If we are able to recruit at least 4,100 women that are either pregnant and within one month of their due date or have given birth within the last two months and are still breastfeeding within the first three weeks after launching the baseline survey, we will use these women as our main sample. We will make an extra effort to keep these women in the follow-up surveys and conduct phone interviews with these women for the longer follow-up surveys, while keeping the longer follow-up surveys as online surveys for the remaining participants. We will refer to this as “1 pregnant & 2 born”.
Otherwise, we loosen the restrictions in the following steps: 1 pregnant & 3 born, 2 pregnant & 3 born, 2 pregnant & 4 born, 2 pregnant & 5 born, 3 pregnant & 5 born, 3 pregnant & 6 born.
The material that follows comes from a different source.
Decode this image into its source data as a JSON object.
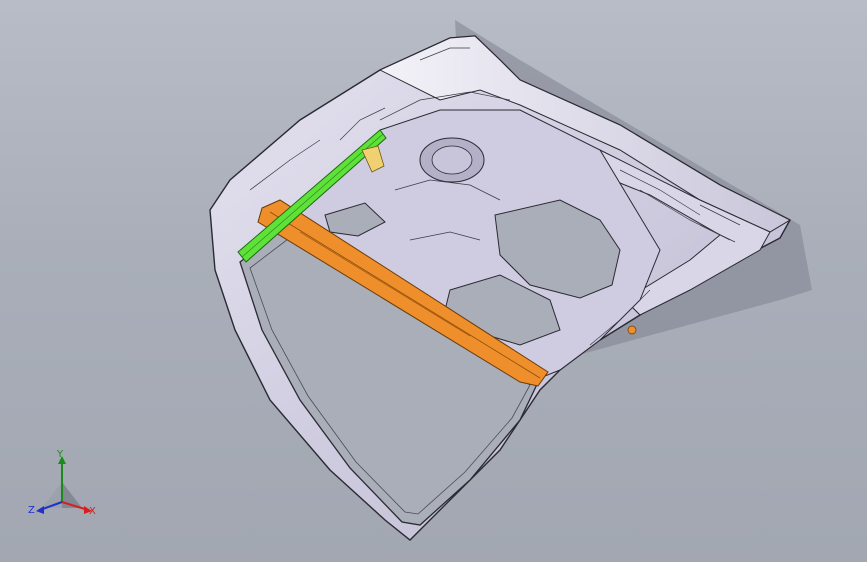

After each step, we stop if the restrictions allow for at least 4,100 women in the main sample.
Women who are recruited but are not part of the main sample are still useful for our study. However, for financial reasons we will not be able to spend much effort to keep them in the study in case they do not answer the weekly follow-up surveys. Women who have stopped breastfeeding at baseline (and are therefore not part of the main sample) are still useful to keep in the overall study, as they will provide information on the health status of infants who are not breastfed. Moreover, women who are still breastfeeding at baseline but outside our main sample will still help us with power for analysis of heterogeneous effects.
As secondary analysis, we will test whether the effects of the intervention are heterogeneous with respect to the following baseline characteristics:
a) Age of infant: Pregnant, infant less than 3 months, infant at least three months
b) Exclusive vs partial breastfeeding for the sample of women who had given birth and who were still breastfeeding
c) Main breast milk feeding method: at breast vs through other method (e.g. bottle) for the sample of women who had given birth and who were still breastfeeding
d) Parity: first vs second (or higher) born
e) High vs low maternal education (defined by median split)
f) High vs low affected area in terms of the Corona virus based on the their current location (defined by median split)
g) Maternal mental health
Because these are seven dimensions of (potential) heterogeneity, we will account for multiple hypothesis testing.
For further heterogeneity analysis, we will split the sample in two in the following way. We will sort the data by date/time of the reply of the participants. We will then set the seed “123” in Stata and generate a random, uniformly distributed number between 0 and 1 as additional variable. We will use those observation with the additional variable being smaller than 0.4 as the “mining sample”. In the mining sample, we will use Lasso to select a model of heterogeneity. In the rest of the sample, we will then test the selected model. Finally, we will use the causal forest approach and report the best tree of treatment heterogeneity (see Athey & Wager, 2019).